» **SOURCE MATERIAL**
______________________________

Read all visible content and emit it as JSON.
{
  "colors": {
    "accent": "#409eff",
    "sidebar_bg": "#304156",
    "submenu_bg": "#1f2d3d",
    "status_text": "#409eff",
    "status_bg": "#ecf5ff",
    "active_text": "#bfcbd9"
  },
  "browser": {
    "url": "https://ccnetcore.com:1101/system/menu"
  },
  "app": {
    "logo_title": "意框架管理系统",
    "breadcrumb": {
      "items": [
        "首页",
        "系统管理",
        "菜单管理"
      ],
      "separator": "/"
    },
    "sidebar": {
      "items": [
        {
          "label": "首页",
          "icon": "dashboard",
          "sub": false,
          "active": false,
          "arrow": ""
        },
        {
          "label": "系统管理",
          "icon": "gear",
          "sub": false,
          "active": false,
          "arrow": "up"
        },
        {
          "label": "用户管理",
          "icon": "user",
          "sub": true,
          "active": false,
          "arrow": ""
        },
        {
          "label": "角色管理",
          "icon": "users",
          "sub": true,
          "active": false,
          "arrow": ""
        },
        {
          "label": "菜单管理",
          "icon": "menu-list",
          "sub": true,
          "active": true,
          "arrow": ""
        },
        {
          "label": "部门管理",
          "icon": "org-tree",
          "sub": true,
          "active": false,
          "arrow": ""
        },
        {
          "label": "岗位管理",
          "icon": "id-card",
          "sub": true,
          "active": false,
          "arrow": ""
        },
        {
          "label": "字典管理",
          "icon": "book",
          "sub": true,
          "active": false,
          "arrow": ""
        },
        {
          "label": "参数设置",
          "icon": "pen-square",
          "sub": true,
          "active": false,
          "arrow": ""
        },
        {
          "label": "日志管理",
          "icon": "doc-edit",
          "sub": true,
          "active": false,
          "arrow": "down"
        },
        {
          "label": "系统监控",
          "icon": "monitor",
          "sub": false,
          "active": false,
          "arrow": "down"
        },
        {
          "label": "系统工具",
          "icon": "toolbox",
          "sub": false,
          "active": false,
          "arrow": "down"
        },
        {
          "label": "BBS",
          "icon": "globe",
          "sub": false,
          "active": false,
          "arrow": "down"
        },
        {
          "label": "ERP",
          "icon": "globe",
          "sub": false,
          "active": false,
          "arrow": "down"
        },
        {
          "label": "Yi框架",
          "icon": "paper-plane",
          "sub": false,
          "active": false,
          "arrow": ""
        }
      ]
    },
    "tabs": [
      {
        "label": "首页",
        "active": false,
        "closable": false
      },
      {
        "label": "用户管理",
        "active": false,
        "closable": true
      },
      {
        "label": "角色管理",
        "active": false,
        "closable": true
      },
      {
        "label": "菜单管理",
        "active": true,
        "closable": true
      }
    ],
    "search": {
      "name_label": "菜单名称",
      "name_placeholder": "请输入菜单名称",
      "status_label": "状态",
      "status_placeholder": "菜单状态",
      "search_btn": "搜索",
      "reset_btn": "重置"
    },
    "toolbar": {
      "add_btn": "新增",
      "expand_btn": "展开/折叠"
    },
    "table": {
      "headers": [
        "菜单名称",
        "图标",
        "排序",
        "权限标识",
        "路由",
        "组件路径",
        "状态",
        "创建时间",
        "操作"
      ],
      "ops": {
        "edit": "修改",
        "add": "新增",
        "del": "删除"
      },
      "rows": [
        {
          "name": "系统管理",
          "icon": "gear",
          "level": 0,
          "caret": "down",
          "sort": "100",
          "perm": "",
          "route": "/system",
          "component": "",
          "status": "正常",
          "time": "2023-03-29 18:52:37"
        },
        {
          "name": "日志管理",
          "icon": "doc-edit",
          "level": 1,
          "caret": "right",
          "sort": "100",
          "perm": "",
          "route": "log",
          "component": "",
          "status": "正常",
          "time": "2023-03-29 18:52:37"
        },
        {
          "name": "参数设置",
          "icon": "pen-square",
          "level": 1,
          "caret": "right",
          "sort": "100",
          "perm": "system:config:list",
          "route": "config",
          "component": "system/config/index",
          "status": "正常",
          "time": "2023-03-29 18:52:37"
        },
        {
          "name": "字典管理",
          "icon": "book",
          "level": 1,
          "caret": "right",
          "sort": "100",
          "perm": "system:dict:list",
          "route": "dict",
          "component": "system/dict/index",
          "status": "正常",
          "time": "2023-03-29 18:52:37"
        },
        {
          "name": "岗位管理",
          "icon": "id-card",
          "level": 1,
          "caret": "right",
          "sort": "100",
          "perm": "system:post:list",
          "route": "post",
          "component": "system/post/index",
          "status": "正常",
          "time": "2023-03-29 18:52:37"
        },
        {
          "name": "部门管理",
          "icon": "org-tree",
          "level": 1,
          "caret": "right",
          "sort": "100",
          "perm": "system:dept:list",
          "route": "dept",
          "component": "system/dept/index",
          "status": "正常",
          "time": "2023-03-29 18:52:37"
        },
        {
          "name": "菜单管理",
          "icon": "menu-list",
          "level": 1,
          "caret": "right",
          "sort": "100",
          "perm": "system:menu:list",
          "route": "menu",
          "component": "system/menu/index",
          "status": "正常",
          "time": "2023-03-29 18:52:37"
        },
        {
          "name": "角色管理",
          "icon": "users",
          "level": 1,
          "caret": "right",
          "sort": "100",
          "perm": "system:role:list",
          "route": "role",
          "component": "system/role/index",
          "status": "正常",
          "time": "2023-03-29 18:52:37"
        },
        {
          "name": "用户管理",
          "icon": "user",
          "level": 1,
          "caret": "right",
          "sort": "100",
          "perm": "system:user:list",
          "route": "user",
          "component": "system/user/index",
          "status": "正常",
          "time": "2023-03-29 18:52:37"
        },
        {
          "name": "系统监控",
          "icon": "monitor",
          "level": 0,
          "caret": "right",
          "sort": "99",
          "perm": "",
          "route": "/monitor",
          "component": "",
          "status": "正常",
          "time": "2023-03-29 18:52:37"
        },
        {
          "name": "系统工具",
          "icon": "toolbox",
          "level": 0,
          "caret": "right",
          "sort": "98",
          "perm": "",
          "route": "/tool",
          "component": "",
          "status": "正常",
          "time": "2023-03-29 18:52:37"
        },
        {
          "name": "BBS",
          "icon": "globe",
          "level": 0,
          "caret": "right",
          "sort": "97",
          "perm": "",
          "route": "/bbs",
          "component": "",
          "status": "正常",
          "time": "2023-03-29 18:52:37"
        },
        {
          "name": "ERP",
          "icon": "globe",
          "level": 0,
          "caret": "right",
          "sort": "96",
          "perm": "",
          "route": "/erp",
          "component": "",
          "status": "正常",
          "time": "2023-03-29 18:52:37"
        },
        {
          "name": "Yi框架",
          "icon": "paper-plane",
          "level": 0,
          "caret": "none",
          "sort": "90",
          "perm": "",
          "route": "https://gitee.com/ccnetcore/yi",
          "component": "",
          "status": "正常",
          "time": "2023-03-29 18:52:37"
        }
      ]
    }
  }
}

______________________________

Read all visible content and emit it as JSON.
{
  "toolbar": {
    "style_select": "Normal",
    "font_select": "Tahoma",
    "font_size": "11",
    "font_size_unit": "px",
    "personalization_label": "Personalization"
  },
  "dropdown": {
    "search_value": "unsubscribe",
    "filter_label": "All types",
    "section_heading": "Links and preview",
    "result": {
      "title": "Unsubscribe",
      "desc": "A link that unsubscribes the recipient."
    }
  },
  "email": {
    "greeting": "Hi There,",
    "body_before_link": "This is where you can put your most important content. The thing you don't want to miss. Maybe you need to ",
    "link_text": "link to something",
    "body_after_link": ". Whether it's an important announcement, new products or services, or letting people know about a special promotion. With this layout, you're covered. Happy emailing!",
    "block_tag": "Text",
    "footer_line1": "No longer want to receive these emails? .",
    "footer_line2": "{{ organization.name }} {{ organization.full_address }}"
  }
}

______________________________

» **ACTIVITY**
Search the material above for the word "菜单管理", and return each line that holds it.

» **TASK SOLUTION**
        "菜单管理"
          "label": "菜单管理",
        "label": "菜单管理",
          "name": "菜单管理",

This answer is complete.